In recent years, a social media platform’s algorithm has been cited as the cause of all manner of problem. This opinion is usually held by content creators or users on such platforms, with the companies behind the algorithm often failing to provide public insight into how it works.
Twitter could be changing that as far as its own algorithm is concerned, which we have criticised on more than one occasion for creating an echo chamber in terms of the content you’re served up or interact with.
This change comes in the form of the newly announced Responsible Machine Learning Initiative.
The initiative will see Twitter enlist the help of data scientists and engineers from across the United States to investigate any potential “unintentional harms” that the platform’s algorithm may result in.
“When Twitter uses ML, it can impact hundreds of millions of Tweets per day and sometimes, the way a system was designed to help could start to behave differently than was intended. These subtle shifts can then start to impact the people using Twitter and we want to make sure we’re studying those changes and using them to build a better product,” explains the company in a blog post regarding the announcement.
“Leading this work is our ML Ethics, Transparency and Accountability (META) team: a dedicated group of engineers, researchers, and data scientists collaborating across the company to assess downstream or current unintentional harms in the algorithms we use and to help Twitter prioritise which issues to tackle first,” it adds.
Twitter will also be sharing its findings, particularly when it comes to what it unearths with regard to any bias within algorithm. To that end, the company says it will be publishing insights into the following areas in coming months:
- “A gender and racial bias analysis of our image cropping (saliency) algorithm
- A fairness assessment of our Home timeline recommendations across racial subgroups
- An analysis of content recommendations for different political ideologies across seven countries.”

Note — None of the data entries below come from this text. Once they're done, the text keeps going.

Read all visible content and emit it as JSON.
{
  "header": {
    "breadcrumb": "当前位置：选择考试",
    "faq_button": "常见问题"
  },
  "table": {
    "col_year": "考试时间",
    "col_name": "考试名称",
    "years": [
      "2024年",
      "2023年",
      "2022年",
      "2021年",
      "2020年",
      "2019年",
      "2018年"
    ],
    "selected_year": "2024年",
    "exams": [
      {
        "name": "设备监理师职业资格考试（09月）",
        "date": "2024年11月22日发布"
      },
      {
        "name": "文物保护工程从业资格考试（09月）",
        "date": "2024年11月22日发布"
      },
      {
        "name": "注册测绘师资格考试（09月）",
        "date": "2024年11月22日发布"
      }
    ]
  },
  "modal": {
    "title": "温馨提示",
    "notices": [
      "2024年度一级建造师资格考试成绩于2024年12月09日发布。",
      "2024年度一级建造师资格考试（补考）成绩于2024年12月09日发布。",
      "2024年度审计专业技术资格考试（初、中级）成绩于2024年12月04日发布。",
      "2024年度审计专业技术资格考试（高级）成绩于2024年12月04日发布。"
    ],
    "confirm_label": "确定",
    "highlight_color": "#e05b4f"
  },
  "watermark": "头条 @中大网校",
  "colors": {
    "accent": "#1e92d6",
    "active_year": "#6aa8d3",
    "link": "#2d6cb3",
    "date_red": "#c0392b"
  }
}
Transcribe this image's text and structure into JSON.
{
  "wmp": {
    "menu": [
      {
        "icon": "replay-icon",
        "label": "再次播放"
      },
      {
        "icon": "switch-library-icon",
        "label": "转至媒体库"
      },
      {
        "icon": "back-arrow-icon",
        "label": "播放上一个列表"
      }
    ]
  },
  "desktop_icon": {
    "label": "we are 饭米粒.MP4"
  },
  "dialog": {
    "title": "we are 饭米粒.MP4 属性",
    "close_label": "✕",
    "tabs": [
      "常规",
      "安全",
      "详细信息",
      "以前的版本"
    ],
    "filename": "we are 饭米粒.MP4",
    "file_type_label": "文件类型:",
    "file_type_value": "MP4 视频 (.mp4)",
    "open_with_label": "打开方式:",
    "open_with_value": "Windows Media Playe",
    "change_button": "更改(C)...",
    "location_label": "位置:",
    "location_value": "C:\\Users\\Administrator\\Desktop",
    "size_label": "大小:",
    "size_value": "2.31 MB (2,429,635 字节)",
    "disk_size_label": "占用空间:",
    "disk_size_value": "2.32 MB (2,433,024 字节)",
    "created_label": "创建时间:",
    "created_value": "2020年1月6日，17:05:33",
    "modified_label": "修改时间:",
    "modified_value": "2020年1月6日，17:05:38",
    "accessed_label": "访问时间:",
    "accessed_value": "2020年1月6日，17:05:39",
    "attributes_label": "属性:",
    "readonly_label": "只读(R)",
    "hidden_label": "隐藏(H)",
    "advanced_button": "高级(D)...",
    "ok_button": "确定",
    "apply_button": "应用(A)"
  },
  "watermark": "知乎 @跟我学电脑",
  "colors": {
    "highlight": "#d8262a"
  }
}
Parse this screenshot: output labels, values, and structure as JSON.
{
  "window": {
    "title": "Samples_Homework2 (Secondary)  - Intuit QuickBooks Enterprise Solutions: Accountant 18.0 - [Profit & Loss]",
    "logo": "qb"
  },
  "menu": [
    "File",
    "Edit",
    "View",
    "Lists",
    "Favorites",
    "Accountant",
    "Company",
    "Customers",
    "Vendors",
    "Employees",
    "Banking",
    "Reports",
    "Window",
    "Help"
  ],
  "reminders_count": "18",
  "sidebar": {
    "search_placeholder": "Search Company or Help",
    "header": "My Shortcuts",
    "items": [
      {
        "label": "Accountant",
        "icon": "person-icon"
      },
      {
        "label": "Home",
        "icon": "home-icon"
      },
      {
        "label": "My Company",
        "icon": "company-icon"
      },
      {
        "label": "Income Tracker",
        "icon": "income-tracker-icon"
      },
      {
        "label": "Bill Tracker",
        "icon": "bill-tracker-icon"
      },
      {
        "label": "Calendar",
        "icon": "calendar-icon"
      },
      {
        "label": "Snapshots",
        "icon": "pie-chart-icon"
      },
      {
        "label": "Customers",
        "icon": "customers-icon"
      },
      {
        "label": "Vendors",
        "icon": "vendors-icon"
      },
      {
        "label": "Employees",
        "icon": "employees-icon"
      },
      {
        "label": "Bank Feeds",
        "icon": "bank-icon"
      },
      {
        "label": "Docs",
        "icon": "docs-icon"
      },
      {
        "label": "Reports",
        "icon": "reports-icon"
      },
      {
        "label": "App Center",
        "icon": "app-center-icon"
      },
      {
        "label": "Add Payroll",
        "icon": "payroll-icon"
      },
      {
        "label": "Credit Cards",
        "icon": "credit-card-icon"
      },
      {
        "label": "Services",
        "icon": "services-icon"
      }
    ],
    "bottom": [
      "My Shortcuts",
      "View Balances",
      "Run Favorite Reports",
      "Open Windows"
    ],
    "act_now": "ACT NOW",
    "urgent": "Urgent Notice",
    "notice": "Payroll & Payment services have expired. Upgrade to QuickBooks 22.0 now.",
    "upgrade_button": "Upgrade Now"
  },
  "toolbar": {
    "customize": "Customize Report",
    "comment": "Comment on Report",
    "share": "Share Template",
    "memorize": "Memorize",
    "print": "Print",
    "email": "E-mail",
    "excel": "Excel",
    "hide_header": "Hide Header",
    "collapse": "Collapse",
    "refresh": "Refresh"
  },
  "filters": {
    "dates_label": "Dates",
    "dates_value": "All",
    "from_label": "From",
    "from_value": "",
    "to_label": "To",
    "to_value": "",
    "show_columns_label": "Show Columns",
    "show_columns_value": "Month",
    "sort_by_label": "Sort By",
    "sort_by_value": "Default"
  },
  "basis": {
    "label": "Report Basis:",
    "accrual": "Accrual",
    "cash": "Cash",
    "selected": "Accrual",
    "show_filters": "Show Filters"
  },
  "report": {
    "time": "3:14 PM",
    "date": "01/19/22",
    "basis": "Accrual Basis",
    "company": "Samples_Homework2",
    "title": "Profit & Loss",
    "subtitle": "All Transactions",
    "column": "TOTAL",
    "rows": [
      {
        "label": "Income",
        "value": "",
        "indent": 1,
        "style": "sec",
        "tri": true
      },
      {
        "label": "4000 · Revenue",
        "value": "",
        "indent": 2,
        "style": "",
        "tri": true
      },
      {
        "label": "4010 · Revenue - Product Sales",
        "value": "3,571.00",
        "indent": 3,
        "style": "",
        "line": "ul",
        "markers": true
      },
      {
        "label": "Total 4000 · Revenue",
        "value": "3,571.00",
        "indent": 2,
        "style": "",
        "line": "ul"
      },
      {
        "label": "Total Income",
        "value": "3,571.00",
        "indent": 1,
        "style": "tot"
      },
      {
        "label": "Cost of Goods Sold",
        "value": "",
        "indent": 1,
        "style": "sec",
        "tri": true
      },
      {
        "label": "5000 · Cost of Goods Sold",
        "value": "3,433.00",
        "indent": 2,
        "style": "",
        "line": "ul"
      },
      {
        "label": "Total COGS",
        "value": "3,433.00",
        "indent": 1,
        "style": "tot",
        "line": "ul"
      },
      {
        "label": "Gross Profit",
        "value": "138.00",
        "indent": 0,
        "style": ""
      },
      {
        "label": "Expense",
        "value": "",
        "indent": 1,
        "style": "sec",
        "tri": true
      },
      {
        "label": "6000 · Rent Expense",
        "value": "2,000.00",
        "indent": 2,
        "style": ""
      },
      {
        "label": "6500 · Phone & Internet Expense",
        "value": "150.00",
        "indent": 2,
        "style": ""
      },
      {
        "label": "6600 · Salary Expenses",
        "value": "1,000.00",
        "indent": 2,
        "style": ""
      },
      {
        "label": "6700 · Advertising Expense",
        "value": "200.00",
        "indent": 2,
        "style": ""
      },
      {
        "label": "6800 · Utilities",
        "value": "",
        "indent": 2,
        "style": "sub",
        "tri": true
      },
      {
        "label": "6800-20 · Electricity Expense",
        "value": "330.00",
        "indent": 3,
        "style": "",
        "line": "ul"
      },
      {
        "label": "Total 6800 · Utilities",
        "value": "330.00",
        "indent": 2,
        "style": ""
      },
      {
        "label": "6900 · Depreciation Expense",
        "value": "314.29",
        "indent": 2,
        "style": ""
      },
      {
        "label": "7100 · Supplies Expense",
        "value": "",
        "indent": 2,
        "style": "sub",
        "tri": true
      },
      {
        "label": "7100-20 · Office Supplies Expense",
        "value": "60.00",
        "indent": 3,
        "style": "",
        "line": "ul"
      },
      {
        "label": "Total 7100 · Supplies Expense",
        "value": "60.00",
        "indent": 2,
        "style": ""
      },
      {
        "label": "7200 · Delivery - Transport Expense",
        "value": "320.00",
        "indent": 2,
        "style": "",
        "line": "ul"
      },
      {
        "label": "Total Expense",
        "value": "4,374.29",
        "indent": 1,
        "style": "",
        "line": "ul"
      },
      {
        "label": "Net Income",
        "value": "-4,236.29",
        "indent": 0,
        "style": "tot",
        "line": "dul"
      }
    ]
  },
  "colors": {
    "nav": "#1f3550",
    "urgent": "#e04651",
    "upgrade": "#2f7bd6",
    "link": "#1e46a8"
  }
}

While it is encouraging to see Twitter take bias within its platform seriously, it is not the first company to do so. As such it will be interesting to see whether the findings of the study result in actual refinements to the algorithm and tangible improvements to how the platform itself works.